__ENTRIES PROVIDED__:

- - -

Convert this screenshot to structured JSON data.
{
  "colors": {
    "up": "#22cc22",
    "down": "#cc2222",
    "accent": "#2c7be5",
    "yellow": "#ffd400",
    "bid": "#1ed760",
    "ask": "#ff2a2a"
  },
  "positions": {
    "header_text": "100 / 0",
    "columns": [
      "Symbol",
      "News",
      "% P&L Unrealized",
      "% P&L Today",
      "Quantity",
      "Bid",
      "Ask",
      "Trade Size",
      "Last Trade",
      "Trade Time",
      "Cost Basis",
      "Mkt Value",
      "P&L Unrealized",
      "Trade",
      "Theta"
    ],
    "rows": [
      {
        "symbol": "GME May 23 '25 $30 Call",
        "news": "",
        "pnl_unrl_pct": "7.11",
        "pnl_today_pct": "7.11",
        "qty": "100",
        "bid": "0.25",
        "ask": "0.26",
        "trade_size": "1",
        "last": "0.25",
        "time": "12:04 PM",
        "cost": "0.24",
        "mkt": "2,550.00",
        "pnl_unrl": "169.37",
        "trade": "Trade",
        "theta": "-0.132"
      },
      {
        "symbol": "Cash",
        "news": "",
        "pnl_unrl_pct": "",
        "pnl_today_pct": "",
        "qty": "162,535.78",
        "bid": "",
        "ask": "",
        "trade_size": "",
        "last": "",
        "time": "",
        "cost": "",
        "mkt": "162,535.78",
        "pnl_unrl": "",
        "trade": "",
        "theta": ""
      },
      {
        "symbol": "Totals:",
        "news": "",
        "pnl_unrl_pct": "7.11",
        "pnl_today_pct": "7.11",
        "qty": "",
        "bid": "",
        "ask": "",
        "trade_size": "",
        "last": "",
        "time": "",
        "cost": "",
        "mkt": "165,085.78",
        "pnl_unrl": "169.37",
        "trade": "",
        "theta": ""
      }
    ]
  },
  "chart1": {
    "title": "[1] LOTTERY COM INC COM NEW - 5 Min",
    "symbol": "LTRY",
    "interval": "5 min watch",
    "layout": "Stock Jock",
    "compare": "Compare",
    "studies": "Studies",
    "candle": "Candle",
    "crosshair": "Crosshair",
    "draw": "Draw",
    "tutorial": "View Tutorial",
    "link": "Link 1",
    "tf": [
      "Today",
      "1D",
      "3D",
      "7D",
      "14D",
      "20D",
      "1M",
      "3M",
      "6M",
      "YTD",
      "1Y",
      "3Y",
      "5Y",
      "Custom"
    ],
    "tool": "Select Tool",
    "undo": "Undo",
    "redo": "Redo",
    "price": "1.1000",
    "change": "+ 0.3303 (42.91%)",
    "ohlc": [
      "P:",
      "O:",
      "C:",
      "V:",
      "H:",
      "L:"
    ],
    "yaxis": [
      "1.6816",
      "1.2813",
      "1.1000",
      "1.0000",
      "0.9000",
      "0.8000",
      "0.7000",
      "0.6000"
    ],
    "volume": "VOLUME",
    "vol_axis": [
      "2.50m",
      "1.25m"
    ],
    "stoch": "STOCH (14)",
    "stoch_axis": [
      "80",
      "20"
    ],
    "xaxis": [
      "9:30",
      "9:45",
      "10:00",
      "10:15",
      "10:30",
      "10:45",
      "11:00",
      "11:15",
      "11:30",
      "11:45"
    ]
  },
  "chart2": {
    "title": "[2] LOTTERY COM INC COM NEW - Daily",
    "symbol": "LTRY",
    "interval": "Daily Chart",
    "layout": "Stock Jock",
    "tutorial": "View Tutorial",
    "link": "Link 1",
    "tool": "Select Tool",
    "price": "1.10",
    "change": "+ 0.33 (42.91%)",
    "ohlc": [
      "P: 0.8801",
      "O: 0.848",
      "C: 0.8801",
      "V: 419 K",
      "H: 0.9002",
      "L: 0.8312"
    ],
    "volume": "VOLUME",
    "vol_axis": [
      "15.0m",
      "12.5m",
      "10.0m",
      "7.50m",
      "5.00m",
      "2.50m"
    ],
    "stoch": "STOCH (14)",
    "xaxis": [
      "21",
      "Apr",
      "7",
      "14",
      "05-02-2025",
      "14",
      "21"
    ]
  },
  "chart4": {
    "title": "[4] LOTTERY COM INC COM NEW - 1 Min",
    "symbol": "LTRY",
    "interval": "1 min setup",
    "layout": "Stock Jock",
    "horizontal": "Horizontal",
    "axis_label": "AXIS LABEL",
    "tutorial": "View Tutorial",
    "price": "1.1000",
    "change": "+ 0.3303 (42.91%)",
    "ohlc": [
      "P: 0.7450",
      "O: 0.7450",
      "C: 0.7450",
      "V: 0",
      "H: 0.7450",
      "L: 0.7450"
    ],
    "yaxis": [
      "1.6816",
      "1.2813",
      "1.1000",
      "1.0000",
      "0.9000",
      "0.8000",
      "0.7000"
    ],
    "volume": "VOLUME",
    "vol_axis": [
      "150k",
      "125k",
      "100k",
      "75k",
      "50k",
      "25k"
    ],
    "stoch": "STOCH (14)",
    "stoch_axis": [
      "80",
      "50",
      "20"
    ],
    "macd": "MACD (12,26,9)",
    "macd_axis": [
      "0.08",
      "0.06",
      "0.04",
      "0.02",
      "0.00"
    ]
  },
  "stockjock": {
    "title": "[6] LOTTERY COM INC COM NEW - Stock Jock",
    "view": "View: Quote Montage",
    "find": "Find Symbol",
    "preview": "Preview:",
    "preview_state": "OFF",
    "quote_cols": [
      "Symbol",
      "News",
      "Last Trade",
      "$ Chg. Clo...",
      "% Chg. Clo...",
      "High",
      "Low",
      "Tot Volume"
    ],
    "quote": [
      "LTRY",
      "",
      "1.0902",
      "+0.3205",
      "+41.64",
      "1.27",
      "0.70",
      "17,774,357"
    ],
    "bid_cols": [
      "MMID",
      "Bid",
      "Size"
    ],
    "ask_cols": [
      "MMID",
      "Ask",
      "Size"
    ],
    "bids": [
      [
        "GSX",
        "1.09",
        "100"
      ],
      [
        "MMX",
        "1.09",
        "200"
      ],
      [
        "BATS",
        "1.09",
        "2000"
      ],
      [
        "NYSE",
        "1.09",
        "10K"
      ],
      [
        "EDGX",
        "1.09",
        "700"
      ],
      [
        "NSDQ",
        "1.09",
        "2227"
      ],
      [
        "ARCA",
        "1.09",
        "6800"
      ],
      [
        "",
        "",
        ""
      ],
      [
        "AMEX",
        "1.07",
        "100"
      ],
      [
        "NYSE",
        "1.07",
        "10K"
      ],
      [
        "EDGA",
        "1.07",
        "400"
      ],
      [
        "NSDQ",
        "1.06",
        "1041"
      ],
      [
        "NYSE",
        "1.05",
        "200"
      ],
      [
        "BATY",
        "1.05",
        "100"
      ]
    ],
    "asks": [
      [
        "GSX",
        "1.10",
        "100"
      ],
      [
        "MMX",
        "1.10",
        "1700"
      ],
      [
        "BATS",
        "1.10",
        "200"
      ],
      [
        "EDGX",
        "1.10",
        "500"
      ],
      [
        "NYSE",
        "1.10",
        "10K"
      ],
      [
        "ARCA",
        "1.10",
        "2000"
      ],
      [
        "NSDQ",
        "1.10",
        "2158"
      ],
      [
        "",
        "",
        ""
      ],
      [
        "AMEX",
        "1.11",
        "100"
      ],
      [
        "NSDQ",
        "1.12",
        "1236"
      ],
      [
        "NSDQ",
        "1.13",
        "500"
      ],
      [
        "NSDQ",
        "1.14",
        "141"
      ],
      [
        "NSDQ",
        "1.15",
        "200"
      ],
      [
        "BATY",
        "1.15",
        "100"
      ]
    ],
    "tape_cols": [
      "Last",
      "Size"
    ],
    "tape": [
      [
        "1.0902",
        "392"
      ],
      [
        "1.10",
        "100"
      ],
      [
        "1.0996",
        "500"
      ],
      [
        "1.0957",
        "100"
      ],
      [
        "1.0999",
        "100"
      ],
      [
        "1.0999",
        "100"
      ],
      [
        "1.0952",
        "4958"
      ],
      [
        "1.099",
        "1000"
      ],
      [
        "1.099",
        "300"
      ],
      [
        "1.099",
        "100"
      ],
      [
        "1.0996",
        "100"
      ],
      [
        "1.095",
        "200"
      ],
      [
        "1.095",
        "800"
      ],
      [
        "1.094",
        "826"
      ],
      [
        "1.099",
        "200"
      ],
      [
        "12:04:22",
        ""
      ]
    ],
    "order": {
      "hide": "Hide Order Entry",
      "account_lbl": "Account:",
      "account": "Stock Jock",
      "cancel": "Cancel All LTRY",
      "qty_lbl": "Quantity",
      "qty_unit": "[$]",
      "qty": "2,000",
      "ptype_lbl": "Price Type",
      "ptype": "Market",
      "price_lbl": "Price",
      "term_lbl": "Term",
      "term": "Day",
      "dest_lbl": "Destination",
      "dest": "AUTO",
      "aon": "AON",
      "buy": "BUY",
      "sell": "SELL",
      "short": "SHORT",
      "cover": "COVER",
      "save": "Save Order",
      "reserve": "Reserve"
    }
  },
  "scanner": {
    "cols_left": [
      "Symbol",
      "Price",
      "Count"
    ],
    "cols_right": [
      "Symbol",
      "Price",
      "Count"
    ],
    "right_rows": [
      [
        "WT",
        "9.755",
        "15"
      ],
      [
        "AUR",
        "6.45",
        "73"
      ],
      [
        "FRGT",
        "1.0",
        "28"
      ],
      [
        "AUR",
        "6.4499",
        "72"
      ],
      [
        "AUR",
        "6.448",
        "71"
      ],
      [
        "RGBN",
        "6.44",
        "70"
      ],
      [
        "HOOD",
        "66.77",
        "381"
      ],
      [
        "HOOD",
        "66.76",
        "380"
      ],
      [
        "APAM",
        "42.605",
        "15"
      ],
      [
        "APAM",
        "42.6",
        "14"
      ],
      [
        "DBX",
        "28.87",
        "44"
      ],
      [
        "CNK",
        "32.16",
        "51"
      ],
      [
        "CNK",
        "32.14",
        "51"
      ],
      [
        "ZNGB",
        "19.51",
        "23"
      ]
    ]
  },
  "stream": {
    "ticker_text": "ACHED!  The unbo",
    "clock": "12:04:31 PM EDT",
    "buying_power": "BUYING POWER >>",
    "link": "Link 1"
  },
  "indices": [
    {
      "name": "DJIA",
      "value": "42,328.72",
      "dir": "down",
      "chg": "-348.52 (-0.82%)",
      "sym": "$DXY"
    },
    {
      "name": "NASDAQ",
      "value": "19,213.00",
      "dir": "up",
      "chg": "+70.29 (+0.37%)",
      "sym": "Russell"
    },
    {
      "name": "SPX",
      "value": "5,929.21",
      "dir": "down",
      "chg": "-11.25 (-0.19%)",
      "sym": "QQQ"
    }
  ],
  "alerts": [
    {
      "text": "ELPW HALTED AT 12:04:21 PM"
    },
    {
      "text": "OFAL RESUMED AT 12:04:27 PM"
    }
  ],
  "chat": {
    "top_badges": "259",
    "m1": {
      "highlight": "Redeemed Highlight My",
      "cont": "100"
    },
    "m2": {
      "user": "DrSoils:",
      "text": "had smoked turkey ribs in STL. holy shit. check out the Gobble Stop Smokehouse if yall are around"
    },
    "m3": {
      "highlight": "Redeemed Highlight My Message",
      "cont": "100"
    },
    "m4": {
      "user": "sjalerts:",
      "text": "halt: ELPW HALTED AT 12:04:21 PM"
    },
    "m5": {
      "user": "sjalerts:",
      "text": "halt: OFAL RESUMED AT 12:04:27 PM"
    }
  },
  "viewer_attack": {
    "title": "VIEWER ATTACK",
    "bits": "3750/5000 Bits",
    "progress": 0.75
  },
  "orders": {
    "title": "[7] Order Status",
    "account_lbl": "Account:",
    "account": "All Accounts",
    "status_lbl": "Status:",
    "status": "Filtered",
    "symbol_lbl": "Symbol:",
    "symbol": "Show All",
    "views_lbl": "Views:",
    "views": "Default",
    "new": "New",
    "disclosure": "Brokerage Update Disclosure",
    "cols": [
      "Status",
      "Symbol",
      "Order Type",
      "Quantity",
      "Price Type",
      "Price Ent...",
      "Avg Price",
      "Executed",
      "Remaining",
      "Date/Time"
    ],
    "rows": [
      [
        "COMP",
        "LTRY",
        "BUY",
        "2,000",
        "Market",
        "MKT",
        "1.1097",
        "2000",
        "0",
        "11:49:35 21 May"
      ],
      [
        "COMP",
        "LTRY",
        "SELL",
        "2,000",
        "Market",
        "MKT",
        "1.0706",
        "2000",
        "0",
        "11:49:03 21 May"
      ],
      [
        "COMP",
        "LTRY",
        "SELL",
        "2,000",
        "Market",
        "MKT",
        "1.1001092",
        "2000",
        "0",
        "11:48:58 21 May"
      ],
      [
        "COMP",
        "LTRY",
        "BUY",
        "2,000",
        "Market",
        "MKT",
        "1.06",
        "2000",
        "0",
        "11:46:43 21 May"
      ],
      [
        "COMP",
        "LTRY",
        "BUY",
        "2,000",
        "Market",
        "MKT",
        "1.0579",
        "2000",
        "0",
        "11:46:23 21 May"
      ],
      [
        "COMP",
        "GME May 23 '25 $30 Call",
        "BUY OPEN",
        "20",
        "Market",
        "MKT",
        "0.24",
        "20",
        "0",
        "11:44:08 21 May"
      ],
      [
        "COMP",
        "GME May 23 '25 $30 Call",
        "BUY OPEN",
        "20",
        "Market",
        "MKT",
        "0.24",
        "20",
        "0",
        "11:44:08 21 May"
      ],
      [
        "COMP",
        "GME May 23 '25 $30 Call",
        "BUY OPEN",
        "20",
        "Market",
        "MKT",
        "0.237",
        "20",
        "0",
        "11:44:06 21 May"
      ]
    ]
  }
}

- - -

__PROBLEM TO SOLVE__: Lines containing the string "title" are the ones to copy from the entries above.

__WRITTEN ANSWER__:
    "title": "[1] LOTTERY COM INC COM NEW - 5 Min",
    "title": "[2] LOTTERY COM INC COM NEW - Daily",
    "title": "[4] LOTTERY COM INC COM NEW - 1 Min",
    "title": "[6] LOTTERY COM INC COM NEW - Stock Jock",
    "title": "VIEWER ATTACK",
    "title": "[7] Order Status",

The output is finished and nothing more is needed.